### HOW TO COMPLETE THIS TASK:
The line that contains "Transcribe this image's" marks the start. Output it and all remaining lines exactly, through the final line of the listing.

---*---

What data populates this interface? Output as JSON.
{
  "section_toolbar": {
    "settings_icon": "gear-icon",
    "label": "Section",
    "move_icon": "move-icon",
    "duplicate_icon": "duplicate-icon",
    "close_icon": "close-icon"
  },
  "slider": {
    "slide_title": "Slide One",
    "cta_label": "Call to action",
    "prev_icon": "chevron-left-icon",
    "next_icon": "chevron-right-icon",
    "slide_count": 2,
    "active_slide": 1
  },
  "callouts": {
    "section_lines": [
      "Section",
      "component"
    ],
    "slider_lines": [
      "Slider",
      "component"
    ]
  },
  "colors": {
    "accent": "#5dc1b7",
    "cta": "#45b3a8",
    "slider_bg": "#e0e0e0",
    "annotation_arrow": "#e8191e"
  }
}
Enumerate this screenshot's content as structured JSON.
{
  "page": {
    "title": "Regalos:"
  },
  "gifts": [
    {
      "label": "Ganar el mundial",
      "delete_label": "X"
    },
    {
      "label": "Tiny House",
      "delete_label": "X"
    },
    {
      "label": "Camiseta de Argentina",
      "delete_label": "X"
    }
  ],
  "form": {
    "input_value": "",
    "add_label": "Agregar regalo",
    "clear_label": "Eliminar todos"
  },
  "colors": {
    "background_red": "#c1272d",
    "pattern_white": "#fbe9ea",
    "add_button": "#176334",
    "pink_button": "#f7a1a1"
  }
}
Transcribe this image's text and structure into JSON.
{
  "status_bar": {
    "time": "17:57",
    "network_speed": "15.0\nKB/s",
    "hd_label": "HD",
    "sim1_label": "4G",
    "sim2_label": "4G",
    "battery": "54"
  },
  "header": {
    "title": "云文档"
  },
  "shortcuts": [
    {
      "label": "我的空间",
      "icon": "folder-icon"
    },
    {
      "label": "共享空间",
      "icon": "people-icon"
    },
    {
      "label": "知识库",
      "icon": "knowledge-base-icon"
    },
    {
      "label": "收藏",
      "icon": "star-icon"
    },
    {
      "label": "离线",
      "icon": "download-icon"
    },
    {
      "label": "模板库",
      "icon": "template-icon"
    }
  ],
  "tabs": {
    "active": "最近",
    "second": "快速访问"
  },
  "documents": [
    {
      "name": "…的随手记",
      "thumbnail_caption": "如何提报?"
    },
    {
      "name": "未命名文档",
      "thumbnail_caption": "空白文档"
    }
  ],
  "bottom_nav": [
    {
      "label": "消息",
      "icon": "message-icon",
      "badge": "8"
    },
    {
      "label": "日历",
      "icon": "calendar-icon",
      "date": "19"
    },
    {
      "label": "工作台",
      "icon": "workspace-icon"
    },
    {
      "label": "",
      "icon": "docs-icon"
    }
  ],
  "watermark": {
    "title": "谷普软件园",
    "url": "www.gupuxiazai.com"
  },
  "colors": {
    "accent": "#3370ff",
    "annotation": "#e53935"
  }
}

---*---

### RESPONSE AREA:
Transcribe this image's text and structure into JSON.
{
  "status_bar": {
    "time": "17:57",
    "network_speed": "15.0\nKB/s",
    "hd_label": "HD",
    "sim1_label": "4G",
    "sim2_label": "4G",
    "battery": "54"
  },
  "header": {
    "title": "云文档"
  },
  "shortcuts": [
    {
      "label": "我的空间",
      "icon": "folder-icon"
    },
    {
      "label": "共享空间",
      "icon": "people-icon"
    },
    {
      "label": "知识库",
      "icon": "knowledge-base-icon"
    },
    {
      "label": "收藏",
      "icon": "star-icon"
    },
    {
      "label": "离线",
      "icon": "download-icon"
    },
    {
      "label": "模板库",
      "icon": "template-icon"
    }
  ],
  "tabs": {
    "active": "最近",
    "second": "快速访问"
  },
  "documents": [
    {
      "name": "…的随手记",
      "thumbnail_caption": "如何提报?"
    },
    {
      "name": "未命名文档",
      "thumbnail_caption": "空白文档"
    }
  ],
  "bottom_nav": [
    {
      "label": "消息",
      "icon": "message-icon",
      "badge": "8"
    },
    {
      "label": "日历",
      "icon": "calendar-icon",
      "date": "19"
    },
    {
      "label": "工作台",
      "icon": "workspace-icon"
    },
    {
      "label": "",
      "icon": "docs-icon"
    }
  ],
  "watermark": {
    "title": "谷普软件园",
    "url": "www.gupuxiazai.com"
  },
  "colors": {
    "accent": "#3370ff",
    "annotation": "#e53935"
  }
}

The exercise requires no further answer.